Blane Klemek column: American crow is a social bird
Every morning and every evening, I drive by Diamond Lake in northern Hubbard County on my way to and from work. It's a shallow, heart-shaped lake about 200 acres in size that's ringed with cattails, sedges, muskrat houses and beaver lodges. Some people say there's fish in it, but I've never seen a boat on the lake, and I've been driving by it for almost 20 years.
While the lake itself is several hundred feet from the roadway I travel on, I am nevertheless able to observe birds using the lake. Over the years I've seen ducks and geese, trumpeter swans, great blue herons, flocks of red-winged blackbirds and others. But recently, I saw something that really caught my eye.
The birds I saw were nothing unusual -- they were simply crows. American crows. Yet what grabbed my attention was the number of crows I observed. It looked like at least a hundred crows, maybe more, standing on the ice, doing what appeared to be absolutely nothing.
I'll never be certain, but I think the crows were simply enjoying the warm day while getting their feet wet. Much of the snow had melted, so the surface of the ice was covered in a shallow sheet of water. Some of the birds were vocalizing, some were hopping about, but most were standing still. Odd behavior, or so it seemed, but maybe not for such a smart bird.
It is written that the American crow is one of the most intelligent wild birds. Crows, which are very common and abundant Minnesota birds, are related to ravens, magpies and jays. Few birds, however, are entirely black, as is the crow. Consequently, only a handful of birds can be confused with the species. Here in the Northland, the bird that is often confused with the crow, and vice versa, is the common raven, albeit this species is much less plentiful and not as widespread.
Despite the crow's omnipresence, and perhaps even its reputation as a marauding, crop-damaging, egg thief, I can think of few other native birds more adaptable. Here's a bird that's as comfortable in the Deep South as it is in the Far North. American crows are distributed throughout most of North America except Alaska and Canada's northernmost provinces.
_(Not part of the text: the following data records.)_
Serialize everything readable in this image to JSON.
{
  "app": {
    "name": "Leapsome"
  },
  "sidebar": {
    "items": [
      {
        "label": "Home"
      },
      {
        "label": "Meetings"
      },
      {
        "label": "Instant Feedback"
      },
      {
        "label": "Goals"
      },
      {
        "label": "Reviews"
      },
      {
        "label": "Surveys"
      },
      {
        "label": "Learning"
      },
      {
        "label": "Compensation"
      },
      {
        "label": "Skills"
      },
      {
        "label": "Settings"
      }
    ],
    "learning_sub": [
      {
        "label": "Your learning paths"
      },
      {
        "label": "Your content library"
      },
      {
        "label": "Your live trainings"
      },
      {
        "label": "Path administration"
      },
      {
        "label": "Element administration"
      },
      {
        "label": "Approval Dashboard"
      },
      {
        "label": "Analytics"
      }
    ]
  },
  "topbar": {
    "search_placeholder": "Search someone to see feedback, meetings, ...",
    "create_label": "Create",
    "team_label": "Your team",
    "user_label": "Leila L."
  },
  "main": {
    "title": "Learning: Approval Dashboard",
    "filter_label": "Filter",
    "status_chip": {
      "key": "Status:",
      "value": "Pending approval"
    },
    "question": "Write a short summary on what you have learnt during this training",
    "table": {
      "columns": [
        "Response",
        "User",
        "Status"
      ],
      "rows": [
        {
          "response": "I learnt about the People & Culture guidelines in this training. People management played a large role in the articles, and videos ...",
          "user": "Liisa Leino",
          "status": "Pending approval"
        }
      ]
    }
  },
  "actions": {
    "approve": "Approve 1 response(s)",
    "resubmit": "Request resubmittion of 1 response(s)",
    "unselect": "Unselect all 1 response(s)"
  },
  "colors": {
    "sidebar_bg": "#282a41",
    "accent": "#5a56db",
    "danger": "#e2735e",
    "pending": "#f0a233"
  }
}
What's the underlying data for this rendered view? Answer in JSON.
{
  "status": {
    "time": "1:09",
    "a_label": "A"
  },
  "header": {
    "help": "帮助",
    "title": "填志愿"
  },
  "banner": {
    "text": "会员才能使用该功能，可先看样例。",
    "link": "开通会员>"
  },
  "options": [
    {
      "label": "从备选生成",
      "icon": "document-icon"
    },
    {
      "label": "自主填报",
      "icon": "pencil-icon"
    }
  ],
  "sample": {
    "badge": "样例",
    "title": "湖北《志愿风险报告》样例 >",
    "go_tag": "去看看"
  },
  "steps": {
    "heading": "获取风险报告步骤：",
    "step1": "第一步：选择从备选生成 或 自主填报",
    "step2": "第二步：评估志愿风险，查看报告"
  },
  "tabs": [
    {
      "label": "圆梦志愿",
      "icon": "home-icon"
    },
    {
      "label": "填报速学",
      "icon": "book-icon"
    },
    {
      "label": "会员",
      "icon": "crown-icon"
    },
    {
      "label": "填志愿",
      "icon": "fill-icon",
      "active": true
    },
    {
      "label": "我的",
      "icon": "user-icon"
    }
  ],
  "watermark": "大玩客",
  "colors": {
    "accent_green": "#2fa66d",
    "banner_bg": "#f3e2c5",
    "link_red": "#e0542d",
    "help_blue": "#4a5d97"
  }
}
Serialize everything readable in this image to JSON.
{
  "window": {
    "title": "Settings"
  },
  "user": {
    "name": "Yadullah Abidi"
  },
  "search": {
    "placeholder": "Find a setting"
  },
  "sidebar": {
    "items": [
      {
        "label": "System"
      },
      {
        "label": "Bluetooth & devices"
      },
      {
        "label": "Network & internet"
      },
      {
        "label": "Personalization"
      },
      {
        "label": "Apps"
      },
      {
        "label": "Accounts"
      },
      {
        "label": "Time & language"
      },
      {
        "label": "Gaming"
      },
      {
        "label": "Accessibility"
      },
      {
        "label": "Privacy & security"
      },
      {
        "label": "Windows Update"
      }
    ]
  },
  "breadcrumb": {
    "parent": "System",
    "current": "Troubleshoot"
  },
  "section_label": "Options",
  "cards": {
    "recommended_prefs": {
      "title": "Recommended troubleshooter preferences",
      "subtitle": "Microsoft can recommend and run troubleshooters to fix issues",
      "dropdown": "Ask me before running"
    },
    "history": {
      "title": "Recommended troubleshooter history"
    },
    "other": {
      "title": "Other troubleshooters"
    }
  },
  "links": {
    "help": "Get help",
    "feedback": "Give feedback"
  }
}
What's interesting about crows' behavior is their sense of community with one another. It's no mystery to anyone familiar with crows that these birds tend to form large and noisy flocks. But what might not be common knowledge is how cooperative some populations or "family groups" of crows tend to be when it comes to raising their broods.
For instance, research has shown that even though crows become reproductively mature at about 2 years of age, they don't necessarily form pair-bonds, mate and raise their own offspring immediately.
It turns out that some crows will help raise their own siblings, staying within their parent's territory for five years or longer while assisting with parental duties such as feeding nestlings and acting as sentinels.
It's also believed that strategies such as these help increase nestling survival, though some research suggests that the social system does not increase brood survivorship any more than when a pair of crows raise their offspring alone.
Still, the social system of crows is something to be admired. Crows that are related to each other are known to preen their kin, for example. Other obvious benefits of a highly developed social order are protection from predators and finding food sources.
With so many watchful crows, some of which act as sentinels, it's rare that predators could get close enough to an unwary individual or a nest full of eggs or hatchlings without another crow discovering the predators' presence first. Indeed, safety in numbers.
At such times, woe is the culprit intent on doing harm to a crow, for in these cases, the entire flock acts swiftly in attacking, swooping, vocalizing and raising complete havoc for the newly discovered intruder. In most cases, such hapless trespassers are mobbed and driven away by the relentless harassment of dozens of crows. Rare is the animal that can sustain the attack of a "murder" of crows.
While the intelligence of crows is undisputed, it's difficult to study and learn just how clever wild crows really are outside the laboratory. But one reader, who I've since met and have been corresponding with since late December, does know. Not only has she and her husband learned how smart their particular crow is, but they've also discovered how unique an opportunity it has been to witness the bird's tenacity despite all odds.
"Crow", as Carol Pelton calls her crow, first showed up in her yard Dec. 20, dragging an injured left wing on the ground. Other than this, and the inability to fly, Carol said Crow appeared "healthy, perky and active." Carol wrote to tell me about her interesting observation, but to also ask for my suggestions on what she and her husband, Mike, could possibly feed Crow.
Since then, I've received periodic updates from Carol, and as of this writing, Crow is alive and well. Carol wrote that Crow is able to fly into a tree now, which was thrilling for her to see.
"He can fly some distance, but still wanders around in the snowy field beyond our evergreen grove doing God knows what," she added. "His wing still drags, and in the snow, you can tell his trail because of the wing-drag track. He's out there as I write this."
To be sure, as anyone can attest, the American crow, a year-round rural and urban Minnesota resident, is as interesting a bird as they come as we get out and enjoy the great outdoors.
Blane Klemek is the Bemidji area assistant wildlife manager, DNR Division of Fish & Wildlife. He can be reached at firstname.lastname@example.org